Why do we pronounce “one” and “won” the same way? After all, they are not remotely the same word!
To take the latter first, there is some instability in the pronunciation of the letter <o>, particularly before a nasal (typically <n> or <m>); it is frequently pronounced as if it were <u>. This is partly because it is only recently that (British) English moved to lip rounding on the letter <o> (even old Pathé news clips will show this lacking, as remains the case in American), so <o> and <u> were once more similar. The other reason, bizarrely, is simply orthography – some calligraphers did not like to write <u> before <n> or <m> because it could run together and become unclear, so they switched to <o>. The winning version in Standard Written English was chosen almost at random – hence we have “win-won” but “sing-sung”; and “son” and “sun” are pronounced identically.
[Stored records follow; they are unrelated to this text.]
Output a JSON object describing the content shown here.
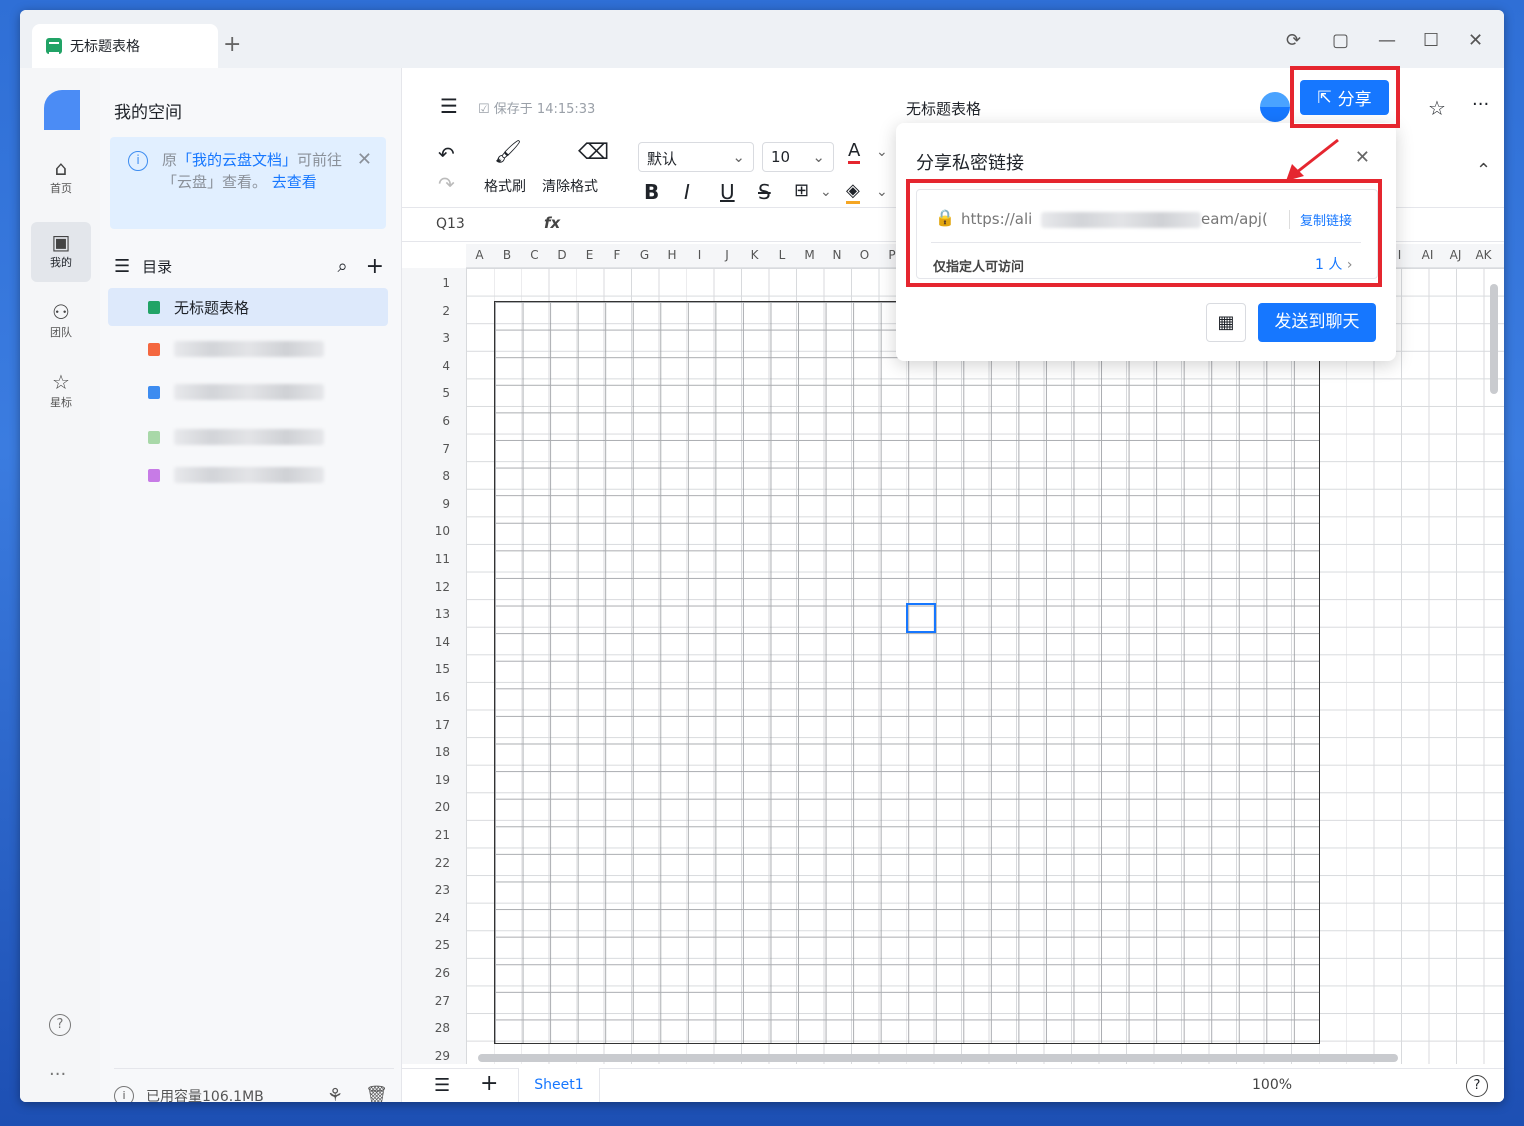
{
  "window": {
    "tab_title": "无标题表格",
    "controls": [
      "⟳",
      "▢",
      "—",
      "☐",
      "✕"
    ]
  },
  "rail": {
    "items": [
      {
        "icon": "home-icon",
        "label": "首页"
      },
      {
        "icon": "folder-user-icon",
        "label": "我的"
      },
      {
        "icon": "team-icon",
        "label": "团队"
      },
      {
        "icon": "star-icon",
        "label": "星标"
      }
    ]
  },
  "sidebar": {
    "title": "我的空间",
    "notice": {
      "prefix": "原",
      "highlight": "「我的云盘文档」",
      "middle": "可前往「云盘」查看。",
      "link": "去查看"
    },
    "toc_label": "目录",
    "files": [
      {
        "name": "无标题表格",
        "type": "sheet",
        "selected": true
      },
      {
        "name": "",
        "type": "ppt"
      },
      {
        "name": "",
        "type": "doc"
      },
      {
        "name": "",
        "type": "image"
      },
      {
        "name": "",
        "type": "mindmap"
      }
    ],
    "storage": "已用容量106.1MB"
  },
  "header": {
    "save_status": "保存于 14:15:33",
    "doc_title": "无标题表格",
    "share_label": "分享"
  },
  "toolbar": {
    "format_painter": "格式刷",
    "clear_format": "清除格式",
    "font": "默认",
    "font_size": "10",
    "bold": "B",
    "italic": "I",
    "underline": "U",
    "strike": "S"
  },
  "formula": {
    "cell_ref": "Q13",
    "fx": "fx"
  },
  "grid": {
    "columns": [
      "A",
      "B",
      "C",
      "D",
      "E",
      "F",
      "G",
      "H",
      "I",
      "J",
      "K",
      "L",
      "M",
      "N",
      "O",
      "P"
    ],
    "right_columns": [
      "I",
      "AI",
      "AJ",
      "AK",
      "Al"
    ],
    "rows": [
      "1",
      "2",
      "3",
      "4",
      "5",
      "6",
      "7",
      "8",
      "9",
      "10",
      "11",
      "12",
      "13",
      "14",
      "15",
      "16",
      "17",
      "18",
      "19",
      "20",
      "21",
      "22",
      "23",
      "24",
      "25",
      "26",
      "27",
      "28",
      "29"
    ]
  },
  "footer": {
    "sheet_tab": "Sheet1",
    "zoom": "100%"
  },
  "share_popup": {
    "title": "分享私密链接",
    "url_start": "https://ali",
    "url_end": "eam/apj(",
    "copy_link": "复制链接",
    "access_label": "仅指定人可访问",
    "access_count": "1 人",
    "send_button": "发送到聊天"
  },
  "colors": {
    "accent": "#1677ff",
    "highlight_red": "#e5262f"
  }
}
It was not completely random, etymology also had something to do with it – hence, for example, “London”.
What about “one”, why is it pronounced the same way?
Until the fifteenth century across England, and indeed later in most English-speaking areas, “one” was pronounced as you would expect, to rhyme with “stone” and close to modern southern English “own”. Of course, this remains in related words such as “only”, “(a)lone(ly)” and even in fact “atone”. Modern Scots does pronounce the direct equivalent ane “one” (cf. stane “stone”) as you would expect (Scots actually has a “y-glide” in such circumstances, thus it sounds like “yin”, but this is entirely predictable); and of course Dutch has een (cf. steen “stone”) and German has ein (cf. Stein).
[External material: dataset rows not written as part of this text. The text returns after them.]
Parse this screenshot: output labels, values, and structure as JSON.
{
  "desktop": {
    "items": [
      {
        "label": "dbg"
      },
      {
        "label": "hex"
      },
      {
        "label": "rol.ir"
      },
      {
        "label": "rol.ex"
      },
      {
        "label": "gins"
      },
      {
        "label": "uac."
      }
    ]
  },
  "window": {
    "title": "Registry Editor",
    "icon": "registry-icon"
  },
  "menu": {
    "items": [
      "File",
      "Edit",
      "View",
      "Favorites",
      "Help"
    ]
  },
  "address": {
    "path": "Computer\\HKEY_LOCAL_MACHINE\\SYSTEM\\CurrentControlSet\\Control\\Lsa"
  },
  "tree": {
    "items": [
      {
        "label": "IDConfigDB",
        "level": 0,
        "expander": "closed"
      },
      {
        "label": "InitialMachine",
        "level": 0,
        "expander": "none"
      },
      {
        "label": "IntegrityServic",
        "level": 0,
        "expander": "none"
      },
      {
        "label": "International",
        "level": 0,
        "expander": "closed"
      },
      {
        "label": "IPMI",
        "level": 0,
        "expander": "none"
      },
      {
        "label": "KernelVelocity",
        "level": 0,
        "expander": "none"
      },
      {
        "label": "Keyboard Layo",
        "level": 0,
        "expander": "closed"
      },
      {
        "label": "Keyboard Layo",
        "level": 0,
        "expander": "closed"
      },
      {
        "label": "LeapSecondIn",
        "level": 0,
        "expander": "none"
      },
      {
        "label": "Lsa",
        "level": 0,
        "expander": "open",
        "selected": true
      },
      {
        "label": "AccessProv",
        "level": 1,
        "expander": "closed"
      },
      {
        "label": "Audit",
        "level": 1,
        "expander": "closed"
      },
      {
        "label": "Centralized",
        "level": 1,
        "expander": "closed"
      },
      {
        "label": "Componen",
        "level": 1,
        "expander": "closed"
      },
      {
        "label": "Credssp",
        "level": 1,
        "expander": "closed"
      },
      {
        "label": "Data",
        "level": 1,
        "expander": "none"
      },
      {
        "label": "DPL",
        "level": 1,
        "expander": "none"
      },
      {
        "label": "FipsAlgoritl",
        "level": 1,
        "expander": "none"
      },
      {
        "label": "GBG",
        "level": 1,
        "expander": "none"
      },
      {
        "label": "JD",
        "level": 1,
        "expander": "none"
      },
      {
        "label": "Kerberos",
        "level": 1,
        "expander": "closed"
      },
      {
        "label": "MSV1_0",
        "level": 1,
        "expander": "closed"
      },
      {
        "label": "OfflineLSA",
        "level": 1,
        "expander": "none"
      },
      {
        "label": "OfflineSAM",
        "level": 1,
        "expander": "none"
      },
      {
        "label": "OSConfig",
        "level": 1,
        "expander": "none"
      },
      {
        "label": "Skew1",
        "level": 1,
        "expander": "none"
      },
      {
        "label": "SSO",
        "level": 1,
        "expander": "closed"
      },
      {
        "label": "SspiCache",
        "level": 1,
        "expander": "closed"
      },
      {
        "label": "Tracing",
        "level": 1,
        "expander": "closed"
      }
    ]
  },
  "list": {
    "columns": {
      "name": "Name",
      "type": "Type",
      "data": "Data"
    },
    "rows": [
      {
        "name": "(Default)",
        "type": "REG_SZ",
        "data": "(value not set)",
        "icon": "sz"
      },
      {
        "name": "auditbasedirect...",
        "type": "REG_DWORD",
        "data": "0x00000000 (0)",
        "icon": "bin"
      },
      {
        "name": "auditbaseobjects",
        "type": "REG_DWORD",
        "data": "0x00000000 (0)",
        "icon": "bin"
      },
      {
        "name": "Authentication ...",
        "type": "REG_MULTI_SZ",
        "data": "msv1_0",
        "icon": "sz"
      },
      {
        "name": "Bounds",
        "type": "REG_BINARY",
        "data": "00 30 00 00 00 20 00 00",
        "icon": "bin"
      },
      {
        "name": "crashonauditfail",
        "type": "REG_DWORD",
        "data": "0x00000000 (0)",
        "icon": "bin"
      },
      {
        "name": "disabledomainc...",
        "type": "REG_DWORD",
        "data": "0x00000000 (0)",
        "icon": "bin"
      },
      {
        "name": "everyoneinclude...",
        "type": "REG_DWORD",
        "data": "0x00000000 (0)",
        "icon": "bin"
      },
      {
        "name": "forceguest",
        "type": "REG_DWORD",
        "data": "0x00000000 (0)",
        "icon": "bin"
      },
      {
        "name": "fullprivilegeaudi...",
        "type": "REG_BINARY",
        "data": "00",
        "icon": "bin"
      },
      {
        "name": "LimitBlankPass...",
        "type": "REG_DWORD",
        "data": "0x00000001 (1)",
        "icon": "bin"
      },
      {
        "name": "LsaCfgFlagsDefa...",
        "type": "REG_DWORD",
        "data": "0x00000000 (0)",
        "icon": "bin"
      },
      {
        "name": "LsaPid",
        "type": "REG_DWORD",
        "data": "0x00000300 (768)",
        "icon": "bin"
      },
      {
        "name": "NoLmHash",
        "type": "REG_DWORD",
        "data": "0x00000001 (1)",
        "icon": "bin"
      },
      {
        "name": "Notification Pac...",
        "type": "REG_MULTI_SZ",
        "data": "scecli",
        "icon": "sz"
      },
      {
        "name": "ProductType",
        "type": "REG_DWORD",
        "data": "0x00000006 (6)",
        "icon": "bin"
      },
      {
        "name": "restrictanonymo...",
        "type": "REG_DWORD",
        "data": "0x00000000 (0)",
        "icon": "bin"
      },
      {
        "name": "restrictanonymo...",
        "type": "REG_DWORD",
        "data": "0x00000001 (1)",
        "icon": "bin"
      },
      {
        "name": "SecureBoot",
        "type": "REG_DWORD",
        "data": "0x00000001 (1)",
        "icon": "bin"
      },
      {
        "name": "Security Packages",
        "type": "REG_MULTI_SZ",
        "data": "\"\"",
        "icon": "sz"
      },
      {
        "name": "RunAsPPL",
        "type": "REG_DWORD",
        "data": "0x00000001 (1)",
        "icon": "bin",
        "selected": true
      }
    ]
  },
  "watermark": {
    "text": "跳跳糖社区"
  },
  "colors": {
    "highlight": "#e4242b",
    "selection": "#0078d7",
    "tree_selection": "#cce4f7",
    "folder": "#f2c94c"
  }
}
So what happened to make English the lone (ahem) exception?
Well, nobody knows! Some things in language are just mysterious. This is just, well, one…